> _RECORDS SUPPLIED_
-=-=-=-=-

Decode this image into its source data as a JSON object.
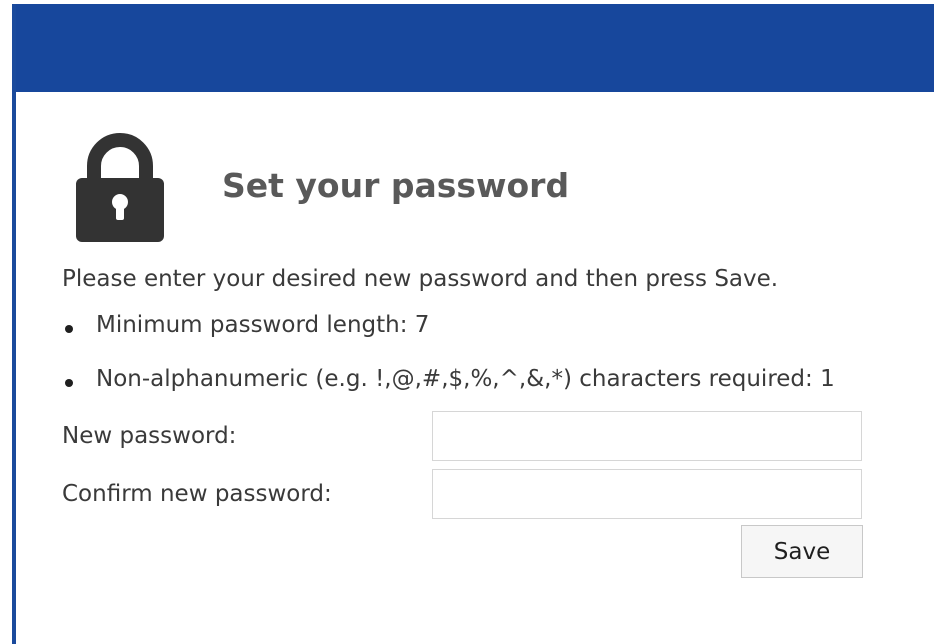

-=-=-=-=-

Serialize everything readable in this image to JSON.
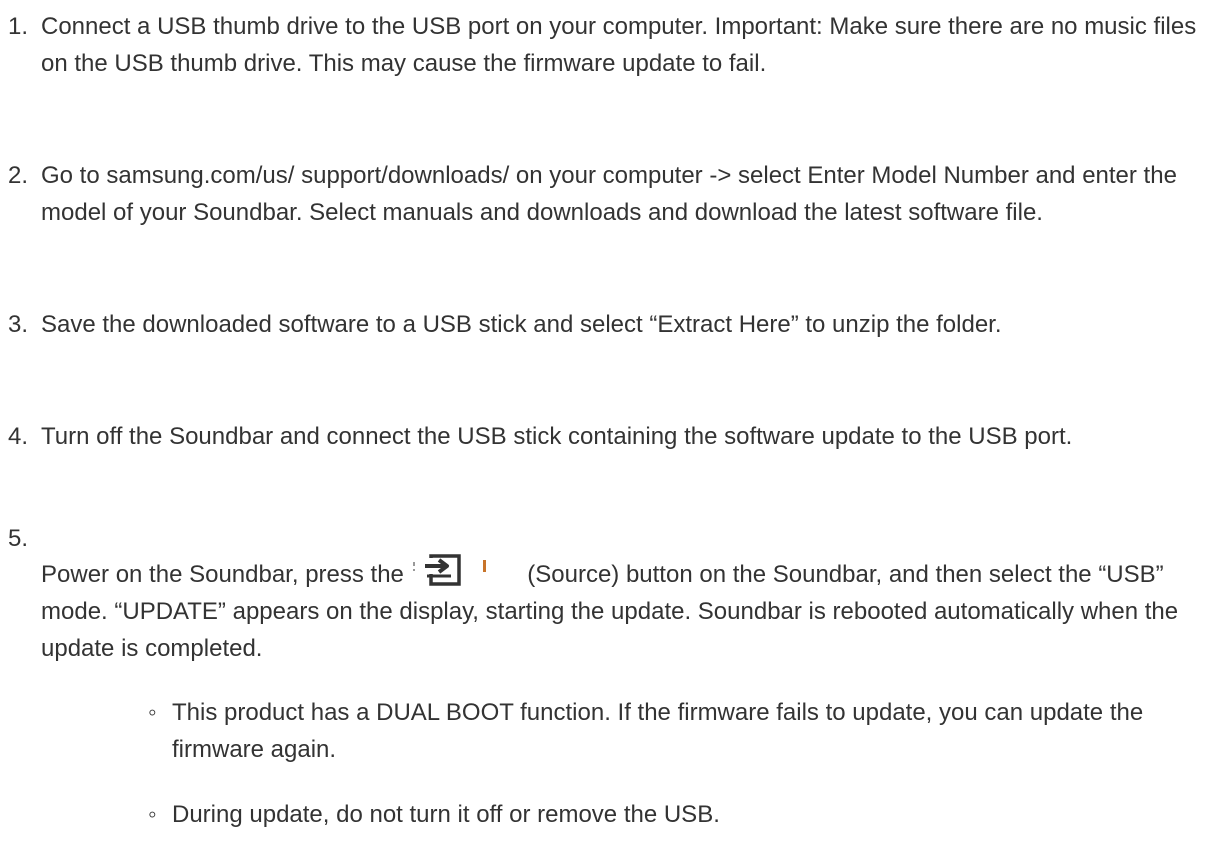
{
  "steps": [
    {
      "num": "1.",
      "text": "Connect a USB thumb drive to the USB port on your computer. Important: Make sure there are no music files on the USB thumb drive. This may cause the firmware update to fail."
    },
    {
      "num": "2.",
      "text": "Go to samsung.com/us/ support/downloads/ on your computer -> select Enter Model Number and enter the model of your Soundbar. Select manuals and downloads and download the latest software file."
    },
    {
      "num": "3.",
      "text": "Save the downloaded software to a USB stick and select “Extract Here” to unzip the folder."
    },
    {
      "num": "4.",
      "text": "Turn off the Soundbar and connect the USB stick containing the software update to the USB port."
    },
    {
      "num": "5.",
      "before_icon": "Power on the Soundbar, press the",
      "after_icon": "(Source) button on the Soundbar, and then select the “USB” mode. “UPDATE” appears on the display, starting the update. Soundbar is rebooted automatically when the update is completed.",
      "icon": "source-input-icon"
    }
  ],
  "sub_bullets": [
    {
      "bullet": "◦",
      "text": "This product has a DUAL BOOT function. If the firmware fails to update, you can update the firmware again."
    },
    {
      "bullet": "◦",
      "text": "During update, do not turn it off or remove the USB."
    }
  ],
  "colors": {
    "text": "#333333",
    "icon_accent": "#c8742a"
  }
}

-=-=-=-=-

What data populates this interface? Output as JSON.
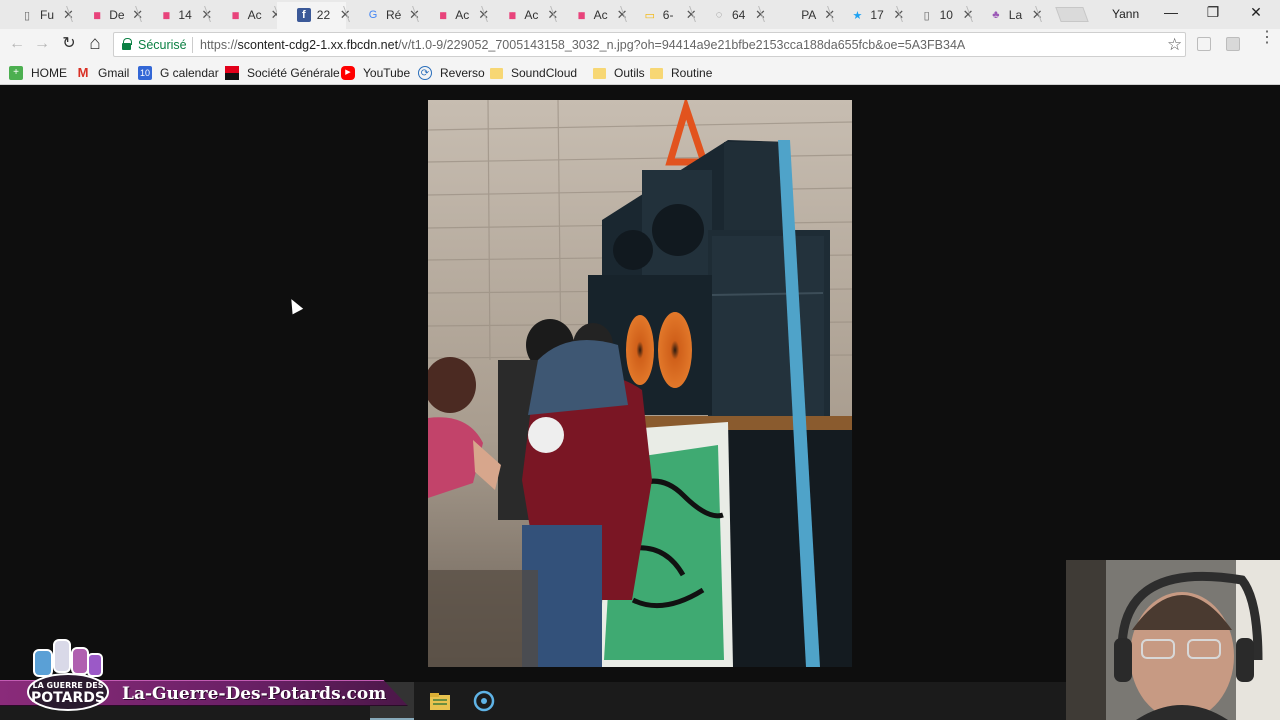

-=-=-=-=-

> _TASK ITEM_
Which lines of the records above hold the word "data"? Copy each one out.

> _WRITTEN ANSWER_
Decode this image into its source data as a JSON object.
What data populates this interface? Output as JSON.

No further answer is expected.